Let's start off by learning some basic commands in MATLAB to read, display and perform some basic operations on images such as crop, rotate and resize. To know more, or read detailed documentation for any of the commands, visit MATLAB help. You can use the following syntax for it.
This command reads the image from a graphics file and stores it in a variable in the matrix form. The syntax for the imread operation is shown below.
varible_name = imread('file_location')
a = imread('input.jpg')
The above command will store an image named 'input.png' into matrix form in the variable 'a'. Here's how the image looks like.
The size of matrix 'a' is decided by the dimensions of the image. Let us assume the size of 'object.png' be 266 x 400, then the matrix 'a' will have 266 rows and 400 columns. If the object is an RGB image, the size of
a will be
266 x 400 x 3 where 3 represents the layers of red, green and blue.
Make sure that the image 'object.png' is in your working directory for the code to work.
This command is used to show the image that has been stored in the matrix form. The syntax for the imshow operation is below.
It will display the image stored in variable 'a' in a new window as shown below.
For displaying the image in a new window, you can use
figure, imshow(b) where
figure command create a new empty window where the image can be displayed.
imtool is another function that you can use for displaying an image.
This command crops the image according to the specified coordinates. The following syntax can be used to crop an image from the index values
(x1, y1) with the length
l and width
varible_name = imcrop(image, [x1 y1 l w])
b = imcrop(a, [90 90 200 300]); % cropping image imshow(b) % displaying resulting image
It will crop the image 'a' into a
151 x 151 x 3 image and store it in another variable 'b'. You can use imshow to verify that the operation was performed correctly. The result is shown below.
This command resizes an image according to the specified scale, or to a specified size. Here's the syntax for using imresize.
variable_name = imresize(image, scale)
variable_name = imresize(image, output_size)
c = imresize(a, 0.5); % resizing the image to half figure, imshow(c) d = imresize(a, [150 150]); % resizing image to give dimensions figure, imshow(d)
The resulting images are shown below.
This command can be used to rotate the image by given angle (in degrees) in a counterclockwise direction around its center point. To rotate the image clockwise, specify a negative value for angle. 'imrotate' makes the output image large enough to contain the entire rotated image. Here's the syntax for doing the same.
variable_name = imrotate(image, degrees)
e = imrotate(a, 15); % rotate 15 degree in clockwise imshow(e)
By default, imrotate uses nearest neighbor interpolation, setting the values of pixels in output image that are outside the rotated image to 0 (zero).
Creates axis in tiled positions. Whenever we need to display two or more images in one window, we use subplot. Here's the syntax.
subplot(m, n, p)

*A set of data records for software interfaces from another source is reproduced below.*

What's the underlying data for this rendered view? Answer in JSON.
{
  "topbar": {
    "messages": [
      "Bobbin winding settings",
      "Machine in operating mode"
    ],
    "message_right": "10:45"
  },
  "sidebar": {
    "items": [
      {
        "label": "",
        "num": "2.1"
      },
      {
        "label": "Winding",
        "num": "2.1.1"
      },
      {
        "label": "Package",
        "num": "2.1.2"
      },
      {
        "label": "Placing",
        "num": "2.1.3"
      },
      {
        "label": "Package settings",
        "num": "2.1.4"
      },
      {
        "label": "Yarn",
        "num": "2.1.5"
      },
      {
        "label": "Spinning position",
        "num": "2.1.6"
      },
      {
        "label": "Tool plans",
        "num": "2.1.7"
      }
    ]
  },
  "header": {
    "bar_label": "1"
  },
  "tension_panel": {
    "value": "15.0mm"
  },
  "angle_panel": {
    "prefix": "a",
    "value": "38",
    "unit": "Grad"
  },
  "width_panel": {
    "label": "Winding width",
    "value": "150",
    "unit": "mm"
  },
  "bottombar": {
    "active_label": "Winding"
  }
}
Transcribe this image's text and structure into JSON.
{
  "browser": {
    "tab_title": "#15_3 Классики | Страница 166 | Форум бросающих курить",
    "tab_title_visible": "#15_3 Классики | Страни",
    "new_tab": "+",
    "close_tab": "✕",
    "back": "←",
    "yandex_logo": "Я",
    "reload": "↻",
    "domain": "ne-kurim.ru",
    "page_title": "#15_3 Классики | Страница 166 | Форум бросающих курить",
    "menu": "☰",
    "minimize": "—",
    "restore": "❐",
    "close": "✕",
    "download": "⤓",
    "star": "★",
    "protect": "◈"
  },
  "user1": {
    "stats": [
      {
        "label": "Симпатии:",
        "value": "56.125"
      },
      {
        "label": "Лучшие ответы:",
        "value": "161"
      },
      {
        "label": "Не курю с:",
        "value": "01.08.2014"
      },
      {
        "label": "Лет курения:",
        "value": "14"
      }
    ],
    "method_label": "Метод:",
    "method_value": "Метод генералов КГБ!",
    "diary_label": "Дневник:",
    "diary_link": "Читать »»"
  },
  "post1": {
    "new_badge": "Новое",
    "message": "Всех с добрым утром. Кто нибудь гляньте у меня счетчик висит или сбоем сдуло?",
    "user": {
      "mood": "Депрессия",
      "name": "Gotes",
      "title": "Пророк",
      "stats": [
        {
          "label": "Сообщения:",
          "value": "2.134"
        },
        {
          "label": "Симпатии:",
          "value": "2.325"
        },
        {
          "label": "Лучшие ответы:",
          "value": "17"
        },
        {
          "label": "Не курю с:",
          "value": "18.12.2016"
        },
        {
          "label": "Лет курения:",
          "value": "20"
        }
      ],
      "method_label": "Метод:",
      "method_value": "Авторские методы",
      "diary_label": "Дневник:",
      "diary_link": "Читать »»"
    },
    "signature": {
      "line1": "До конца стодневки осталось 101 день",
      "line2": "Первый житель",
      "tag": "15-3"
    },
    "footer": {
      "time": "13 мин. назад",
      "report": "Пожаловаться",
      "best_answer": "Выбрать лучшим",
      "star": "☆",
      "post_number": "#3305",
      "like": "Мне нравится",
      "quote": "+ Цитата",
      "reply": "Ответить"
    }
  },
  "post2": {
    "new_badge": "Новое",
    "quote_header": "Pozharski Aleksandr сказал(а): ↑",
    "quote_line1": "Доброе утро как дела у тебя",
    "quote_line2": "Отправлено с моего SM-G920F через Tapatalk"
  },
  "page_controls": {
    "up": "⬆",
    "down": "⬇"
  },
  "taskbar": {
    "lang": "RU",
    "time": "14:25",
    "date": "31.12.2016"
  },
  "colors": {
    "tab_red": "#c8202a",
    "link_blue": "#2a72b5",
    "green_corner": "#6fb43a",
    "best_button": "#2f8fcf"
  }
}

It divides the current figure into an 'm x n' grid and creates an axes for a subplot in the position specified by 'p'. MATLAB numbers its subplots by row, such that the first subplot is the first column of the first row, the second subplot is the second column of the first row, and so on. If the axes already exists, then the
subplot(m,n,p) makes the subplot in position p the current axes.
subplot(2, 2, 1), imshow (a) subplot(2, 2, 2), imshow (b) subplot(2, 2, 3), imshow (c) subplot(2, 2, 4), imshow (e)
subplot(2, 2, 1) will divide the figure into a 2 x 2 matrix. '1' is representing the position where the image 'a' is going to be displayed in the 4 positions.